- [Ian] I think we've talked this out for this week. Brad, Harrison do you expect to have something ready for next week?
- [Brad] I should be able to have something.
- [Harrison] Yes, I think so, providing other things don't come up again.
5. Schedule next meeting
Schedule for March 2009:
Monday Mar. 30, 2009, 10:30 AM EDT (15:30 BST)
We will be on British Summer Time next week, so "normal" times are resumed.
Schedule for April 2009:
Monday Apr. 6, 2009, 10:30 AM EDT
Monday Apr. 13, 2009, 10:30 AM EDT
Monday Apr. 20, 2009, 10:30 AM EDT
Monday Apr. 27, 2009, 10:30 AM EDT
6. Any other business

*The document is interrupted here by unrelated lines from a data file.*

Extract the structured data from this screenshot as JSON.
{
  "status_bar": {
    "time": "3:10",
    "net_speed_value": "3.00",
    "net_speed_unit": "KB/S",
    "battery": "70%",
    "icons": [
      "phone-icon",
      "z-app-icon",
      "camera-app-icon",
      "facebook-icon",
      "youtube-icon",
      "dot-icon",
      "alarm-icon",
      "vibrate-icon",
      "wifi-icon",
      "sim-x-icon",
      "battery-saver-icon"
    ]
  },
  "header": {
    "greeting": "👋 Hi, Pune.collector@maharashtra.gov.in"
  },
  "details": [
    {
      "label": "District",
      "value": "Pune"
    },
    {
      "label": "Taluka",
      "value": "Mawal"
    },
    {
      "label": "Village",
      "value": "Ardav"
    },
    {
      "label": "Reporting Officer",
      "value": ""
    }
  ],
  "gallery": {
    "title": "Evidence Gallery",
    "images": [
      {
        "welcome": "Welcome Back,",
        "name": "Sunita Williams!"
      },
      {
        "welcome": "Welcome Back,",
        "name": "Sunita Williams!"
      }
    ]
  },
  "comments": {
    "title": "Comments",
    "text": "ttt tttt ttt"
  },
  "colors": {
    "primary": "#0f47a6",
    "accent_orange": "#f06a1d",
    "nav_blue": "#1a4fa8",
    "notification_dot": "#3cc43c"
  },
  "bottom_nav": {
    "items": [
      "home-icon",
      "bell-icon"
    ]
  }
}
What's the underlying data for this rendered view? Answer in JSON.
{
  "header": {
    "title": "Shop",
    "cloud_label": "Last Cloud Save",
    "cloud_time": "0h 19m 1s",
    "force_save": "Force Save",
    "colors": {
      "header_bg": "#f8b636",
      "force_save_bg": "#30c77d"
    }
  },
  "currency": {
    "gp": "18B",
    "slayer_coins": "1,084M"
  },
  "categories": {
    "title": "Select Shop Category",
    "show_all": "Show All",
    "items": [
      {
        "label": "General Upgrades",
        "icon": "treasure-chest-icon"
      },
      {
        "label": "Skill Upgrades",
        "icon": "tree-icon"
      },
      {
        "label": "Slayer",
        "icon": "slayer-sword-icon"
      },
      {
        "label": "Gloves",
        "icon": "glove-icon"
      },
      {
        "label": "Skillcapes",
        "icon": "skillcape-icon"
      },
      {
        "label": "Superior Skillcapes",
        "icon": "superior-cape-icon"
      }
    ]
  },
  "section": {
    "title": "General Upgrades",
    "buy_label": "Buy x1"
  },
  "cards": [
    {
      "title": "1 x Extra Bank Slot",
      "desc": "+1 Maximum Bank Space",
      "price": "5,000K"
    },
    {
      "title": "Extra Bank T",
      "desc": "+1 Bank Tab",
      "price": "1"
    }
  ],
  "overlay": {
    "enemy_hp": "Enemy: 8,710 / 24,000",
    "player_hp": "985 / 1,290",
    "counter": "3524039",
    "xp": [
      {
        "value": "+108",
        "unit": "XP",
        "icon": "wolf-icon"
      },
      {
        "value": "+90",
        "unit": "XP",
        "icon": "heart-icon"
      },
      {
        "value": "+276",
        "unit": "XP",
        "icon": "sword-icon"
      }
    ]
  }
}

- [Ian] Next week I'd like to be able to take a look at what 1149.7 might mean for SJTAG. Patrick and Adam are both keen be involved in that discussion.
- [Brad] I've already bees asked if this means we only need two pins in the backplane now!
- [Harrison] It's interesting that it is coming from that angle; I've seen some movement in the area I'd expect to see earliest uptake, the mobile market.
- [Ian] I'd expect that too. It's probably the area where the reduced pin count has the highest impact. For many backplanes saving a couple of pins might not be such a big deal.
- [Brad] I'm talking about products that are already short of pins for JTAG.
- [Tim] And pins can add up, if you need to have more than one TAP.
- [Harrison] The biggest investment is to get it inside the chip.
- [Ian] I also wanted to get back to the Operating Procedures, but I'm not going to hold up the technical discussions for that. We'll just see how time goes.
7. Review new action items
Moved to adjourn at 11:25 AM EDT by Peter, seconded by Tim.